3 JUNE 1972, Page 3

Unions and the law

When a union leader asked a mass meeting of Liverpool dockers this Wednesday whether they were prepared to stop blacking the containers, not one hand was raised in assent. The union leader must have expected this response; but he may well have gone through with the pantomime in order to put the Transport and General Workers' Union into as favourable a position as possible before the Industrial Relations Court. Mr Jack Jones himself has already appealed to his members to call off their unofficial blacking actions. Stren.Aous efforts by union officials, together with an improved offer from the dock employers, may succeed in postponing, or averting, a national dock strike; but even if the catastrophe of a national and official dock strike is prevented, the problem of what to do about unofficial blacking will remain. The union has begun its appeal against the ruling of the National Industrial Court that it is responsible for the action of its shop-stewards; and whichever way the appeal goes, further difficulties will develop. If the union wins its appeal the shop stewards will presumably enjoy their power, without responsibility except to the men on the shop floors; if the union loses, how will it be expected to control the shop stewards, and how rigorously will it be punished if, despite the most strenuous efforts, it fails to do so?
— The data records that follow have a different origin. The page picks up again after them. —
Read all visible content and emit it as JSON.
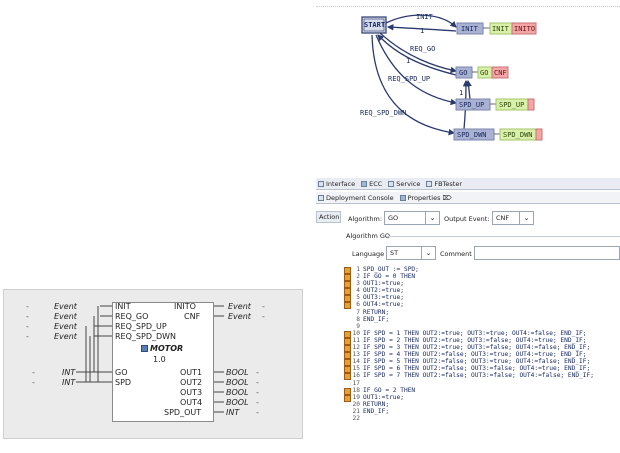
{
  "fb_interface": {
    "inputs": [
      {
        "type": "Event",
        "name": "INIT"
      },
      {
        "type": "Event",
        "name": "REQ_GO"
      },
      {
        "type": "Event",
        "name": "REQ_SPD_UP"
      },
      {
        "type": "Event",
        "name": "REQ_SPD_DWN"
      },
      {
        "type": "INT",
        "name": "GO"
      },
      {
        "type": "INT",
        "name": "SPD"
      }
    ],
    "outputs": [
      {
        "name": "INITO",
        "type": "Event"
      },
      {
        "name": "CNF",
        "type": "Event"
      },
      {
        "name": "OUT1",
        "type": "BOOL"
      },
      {
        "name": "OUT2",
        "type": "BOOL"
      },
      {
        "name": "OUT3",
        "type": "BOOL"
      },
      {
        "name": "OUT4",
        "type": "BOOL"
      },
      {
        "name": "SPD_OUT",
        "type": "INT"
      }
    ],
    "fb_name": "MOTOR",
    "version": "1.0",
    "dash": "-"
  },
  "ecc": {
    "start_state": "START",
    "states": [
      {
        "name": "INIT",
        "algorithm": "INIT",
        "event": "INITO"
      },
      {
        "name": "GO",
        "algorithm": "GO",
        "event": "CNF"
      },
      {
        "name": "SPD_UP",
        "algorithm": "SPD_UP",
        "event": ""
      },
      {
        "name": "SPD_DWN",
        "algorithm": "SPD_DWN",
        "event": ""
      }
    ],
    "transitions": [
      {
        "label": "INIT"
      },
      {
        "label": "1"
      },
      {
        "label": "REQ_GO"
      },
      {
        "label": "1"
      },
      {
        "label": "REQ_SPD_UP"
      },
      {
        "label": "1"
      },
      {
        "label": "REQ_SPD_DWN"
      }
    ]
  },
  "tabs": {
    "row1": [
      "Interface",
      "ECC",
      "Service",
      "FBTester"
    ],
    "row2": [
      "Deployment Console",
      "Properties ⌦"
    ]
  },
  "properties": {
    "side_tab": "Action",
    "algorithm_label": "Algorithm:",
    "algorithm_value": "GO",
    "output_event_label": "Output Event:",
    "output_event_value": "CNF",
    "group_title": "Algorithm GO",
    "language_label": "Language",
    "language_value": "ST",
    "comment_label": "Comment",
    "comment_value": ""
  },
  "code_lines": [
    {
      "n": "1",
      "mark": true,
      "text": "SPD_OUT := SPD;"
    },
    {
      "n": "2",
      "mark": true,
      "text": "IF GO = 0 THEN"
    },
    {
      "n": "3",
      "mark": true,
      "text": "   OUT1:=true;"
    },
    {
      "n": "4",
      "mark": true,
      "text": "   OUT2:=true;"
    },
    {
      "n": "5",
      "mark": true,
      "text": "   OUT3:=true;"
    },
    {
      "n": "6",
      "mark": true,
      "text": "   OUT4:=true;"
    },
    {
      "n": "7",
      "mark": false,
      "text": "   RETURN;"
    },
    {
      "n": "8",
      "mark": false,
      "text": "END_IF;"
    },
    {
      "n": "9",
      "mark": false,
      "text": ""
    },
    {
      "n": "10",
      "mark": true,
      "text": "IF SPD = 1 THEN  OUT2:=true;  OUT3:=true;  OUT4:=false; END_IF;"
    },
    {
      "n": "11",
      "mark": true,
      "text": "IF SPD = 2 THEN  OUT2:=true;  OUT3:=false; OUT4:=true; END_IF;"
    },
    {
      "n": "12",
      "mark": true,
      "text": "IF SPD = 3 THEN  OUT2:=true;  OUT3:=false; OUT4:=false; END_IF;"
    },
    {
      "n": "13",
      "mark": true,
      "text": "IF SPD = 4 THEN  OUT2:=false; OUT3:=true;  OUT4:=true; END_IF;"
    },
    {
      "n": "14",
      "mark": true,
      "text": "IF SPD = 5 THEN  OUT2:=false; OUT3:=true;  OUT4:=false; END_IF;"
    },
    {
      "n": "15",
      "mark": true,
      "text": "IF SPD = 6 THEN  OUT2:=false; OUT3:=false; OUT4:=true; END_IF;"
    },
    {
      "n": "16",
      "mark": true,
      "text": "IF SPD = 7 THEN  OUT2:=false; OUT3:=false; OUT4:=false; END_IF;"
    },
    {
      "n": "17",
      "mark": false,
      "text": ""
    },
    {
      "n": "18",
      "mark": true,
      "text": "IF GO = 2 THEN"
    },
    {
      "n": "19",
      "mark": true,
      "text": "   OUT1:=true;"
    },
    {
      "n": "20",
      "mark": false,
      "text": "   RETURN;"
    },
    {
      "n": "21",
      "mark": false,
      "text": "END_IF;"
    },
    {
      "n": "22",
      "mark": false,
      "text": ""
    }
  ],
  "colors": {
    "state_fill": "#aab2d3",
    "algorithm_fill": "#d8f0a8",
    "event_fill": "#f4a6a6",
    "link": "#2a3a6e"
  }
}
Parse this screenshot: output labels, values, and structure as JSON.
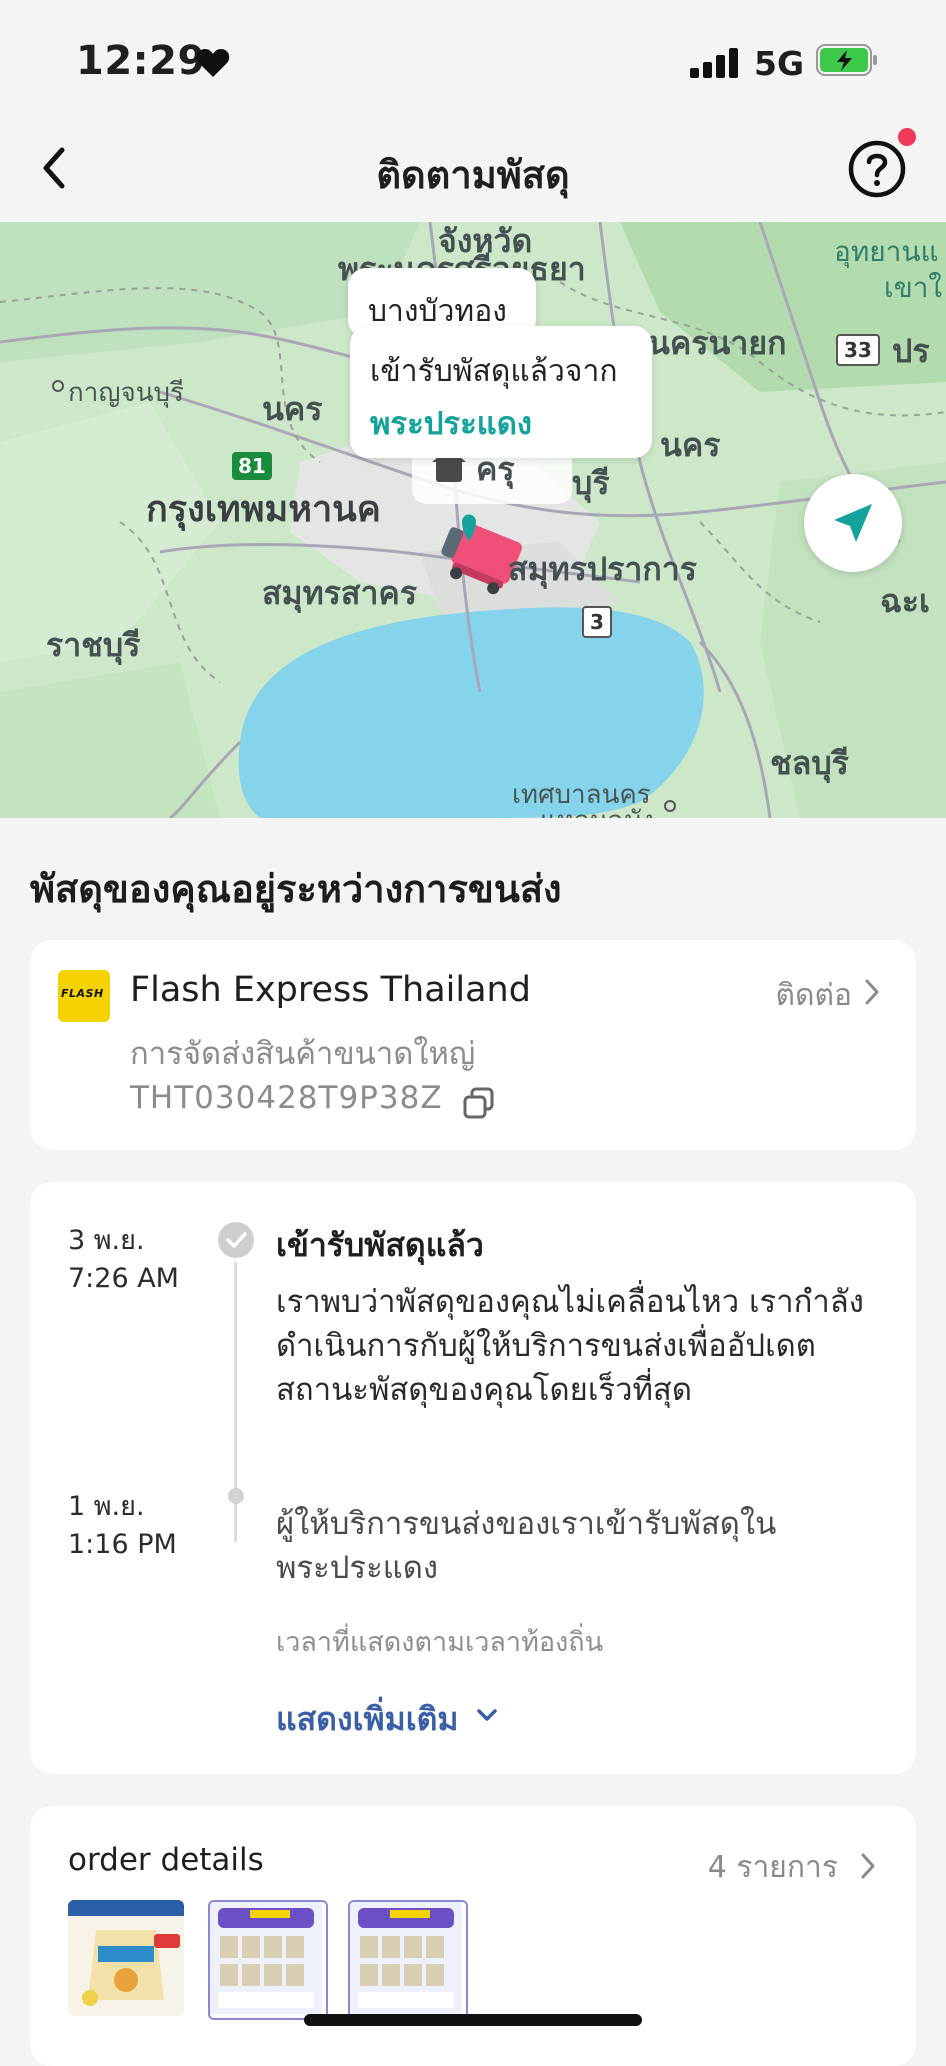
{
  "status_bar": {
    "time": "12:29",
    "network": "5G"
  },
  "nav": {
    "title": "ติดตามพัสดุ"
  },
  "map": {
    "labels": {
      "province_top": "จังหวัด",
      "ayutthaya": "พระนครศรีอยุธยา",
      "nakhon_nayok": "นครนายก",
      "park": "อุทยานแ",
      "park2": "เขาใ",
      "pra": "ปร",
      "kanchanaburi": "กาญจนบุรี",
      "nakhon": "นคร",
      "nakhon_right": "นคร",
      "bangkok": "กรุงเทพมหานค",
      "buri": "บุรี",
      "samut_sakhon": "สมุทรสาคร",
      "samut_prakan": "สมุทรปราการ",
      "chachoengsao": "ฉะเ",
      "ratchaburi": "ราชบุรี",
      "chonburi": "ชลบุรี",
      "thesaban": "เทศบาลนคร",
      "thesaban2": "แหลมฉบัง",
      "marker_label": "ครุ",
      "road_81": "81",
      "road_33": "33",
      "road_3": "3"
    },
    "bubble_location": "บางบัวทอง",
    "bubble_status": "เข้ารับพัสดุแล้วจาก",
    "bubble_place": "พระประแดง"
  },
  "section_title": "พัสดุของคุณอยู่ระหว่างการขนส่ง",
  "courier": {
    "logo_text": "FLASH",
    "name": "Flash Express Thailand",
    "contact_label": "ติดต่อ",
    "service": "การจัดส่งสินค้าขนาดใหญ่",
    "tracking_number": "THT030428T9P38Z"
  },
  "timeline": {
    "events": [
      {
        "date": "3 พ.ย.",
        "time": "7:26 AM",
        "title": "เข้ารับพัสดุแล้ว",
        "description": "เราพบว่าพัสดุของคุณไม่เคลื่อนไหว เรากำลังดำเนินการกับผู้ให้บริการขนส่งเพื่ออัปเดตสถานะพัสดุของคุณโดยเร็วที่สุด"
      },
      {
        "date": "1 พ.ย.",
        "time": "1:16 PM",
        "description": "ผู้ให้บริการขนส่งของเราเข้ารับพัสดุในพระประแดง"
      }
    ],
    "note": "เวลาที่แสดงตามเวลาท้องถิ่น",
    "show_more": "แสดงเพิ่มเติม"
  },
  "order": {
    "title": "order details",
    "count": "4 รายการ"
  },
  "colors": {
    "accent_teal": "#13a39c",
    "link_blue": "#3a5fa8",
    "notification_red": "#ef3b57",
    "flash_yellow": "#f5d300",
    "truck_pink": "#ef4f78"
  }
}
What is happening in the docks is plain enough. The 'container revolution' has caused a shift of work from the docks to the depots and yards of the haulage contractors where the containers are packed:" The workers are just seeing their jobs drift away," said Mr Peter Pain, QC, appearing for the union before the Appeal Court this week. The situation does not seem to be at all suitable to be handled by a court of law, nor is it likely to prove susceptible or even accessible to the language and arguments of lawyers. The container dispute reached the Industrial Relations Court in the first instance on the initiative of one of the container firms whose lorries had been blacked. The issue differs in this respect from the railway dispute, where it has been the Government which has taken the matter to the Court. But in both cases, unions have found themselves on the receiving end of the law: in crude terms, they have been put in the dock. Many people doubtless feel that that is where they should be, that they deserve no less, that it was time they had their bashing. But heeding the voices of such people will not yield sane, or just, industrial polities, or fair wage settlements OT bring together a divided nation.
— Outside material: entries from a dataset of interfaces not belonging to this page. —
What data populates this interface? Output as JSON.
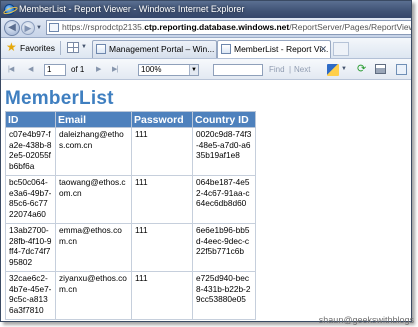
{
  "window": {
    "title": "MemberList - Report Viewer - Windows Internet Explorer"
  },
  "address_bar": {
    "url_prefix": "https://rsprodctp2135.",
    "url_host": "ctp.reporting.database.windows.net",
    "url_path": "/ReportServer/Pages/ReportViewer.aspx?/"
  },
  "favorites_bar": {
    "favorites_label": "Favorites",
    "tabs": [
      {
        "label": "Management Portal – Win..."
      },
      {
        "label": "MemberList - Report Vi..."
      }
    ]
  },
  "report_toolbar": {
    "page_number": "1",
    "of_pages": "of 1",
    "zoom": "100%",
    "find_label": "Find",
    "find_separator": "|",
    "next_label": "Next"
  },
  "report": {
    "title": "MemberList",
    "columns": [
      "ID",
      "Email",
      "Password",
      "Country ID"
    ],
    "rows": [
      [
        "c07e4b97-fa2e-438b-82e5-02055fb6bf6a",
        "daleizhang@ethos.com.cn",
        "111",
        "0020c9d8-74f3-48e5-a7d0-a635b19af1e8"
      ],
      [
        "bc50c064-e3a6-49b7-85c6-6c7722074a60",
        "taowang@ethos.com.cn",
        "111",
        "064be187-4e52-4c67-91aa-c64ec6db8d60"
      ],
      [
        "13ab2700-28fb-4f10-9ff4-7dc74f795802",
        "emma@ethos.com.cn",
        "111",
        "6e6e1b96-bb5d-4eec-9dec-c22f5b771c6b"
      ],
      [
        "32cae6c2-4b7e-45e7-9c5c-a8136a3f7810",
        "ziyanxu@ethos.com.cn",
        "111",
        "e725d940-bec8-431b-b22b-29cc53880e05"
      ]
    ]
  },
  "watermark": "shaun@geekswithblogs",
  "colors": {
    "header_bg": "#4e81bd",
    "title_color": "#3f7fc0",
    "titlebar": "#3f5275"
  },
  "icons": [
    "ie-logo-icon",
    "back-arrow-icon",
    "forward-arrow-icon",
    "favorites-star-icon",
    "quick-tabs-icon",
    "first-page-icon",
    "prev-page-icon",
    "next-page-icon",
    "last-page-icon",
    "export-icon",
    "refresh-icon",
    "print-icon",
    "atom-feed-icon"
  ]
}
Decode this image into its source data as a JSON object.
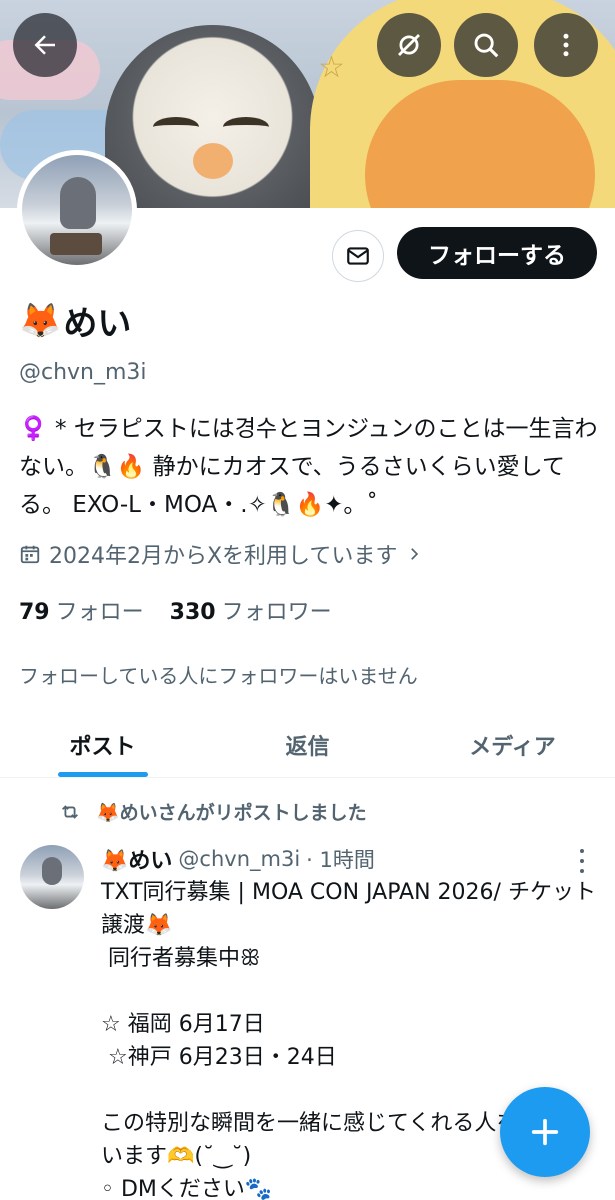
{
  "header": {
    "back_icon": "arrow-left-icon",
    "mute_icon": "slashed-circle-icon",
    "search_icon": "search-icon",
    "more_icon": "more-vertical-icon"
  },
  "profile": {
    "emoji": "🦊",
    "display_name": "めい",
    "handle": "@chvn_m3i",
    "follow_label": "フォローする",
    "message_icon": "mail-icon",
    "bio": "♀️ * セラピストには경수とヨンジュンのことは一生言わない。🐧🔥 静かにカオスで、うるさいくらい愛してる。 EXO-L・MOA・.✧🐧🔥✦。˚",
    "joined": "2024年2月からXを利用しています",
    "following_count": "79",
    "following_label": "フォロー",
    "followers_count": "330",
    "followers_label": "フォロワー",
    "no_mutual": "フォローしている人にフォロワーはいません"
  },
  "tabs": [
    {
      "label": "ポスト"
    },
    {
      "label": "返信"
    },
    {
      "label": "メディア"
    }
  ],
  "post": {
    "repost_text": "🦊めいさんがリポストしました",
    "author": "🦊めい",
    "handle": "@chvn_m3i",
    "time": "· 1時間",
    "body": "TXT同行募集 | MOA CON JAPAN 2026/ チケット譲渡🦊\n 同行者募集中ꕥ\n\n☆ 福岡 6月17日\n ☆神戸 6月23日・24日\n\nこの特別な瞬間を一緒に感じてくれる人を探しています🫶(˘‿˘)\n◦ DMください🐾"
  },
  "colors": {
    "accent": "#1d9bf0",
    "text": "#0f1419",
    "secondary": "#536471"
  }
}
The railwaymen's " Yes " to further industrial action is their " No " to the Government and its Industrial Relations Act, the processes of which have, in this case, become exhausted. Whether, in fact, Older conciliation procedures will work and prevent a resumption of going-slow and wbrking-to-rule, reMains to be seen. But had the railwaymen voted " No " to further industrial action, what would the Government have gained, apart from the discrediting of union leadership? We repeat what we have argued before: that the time for conciliation and arbitration is after the time a negotiation, and that the recourse to the Industrial Relations Court carries with it great political dangers, great industrial dangers, and the danger of provoking a challenge to the rule and authority of the law.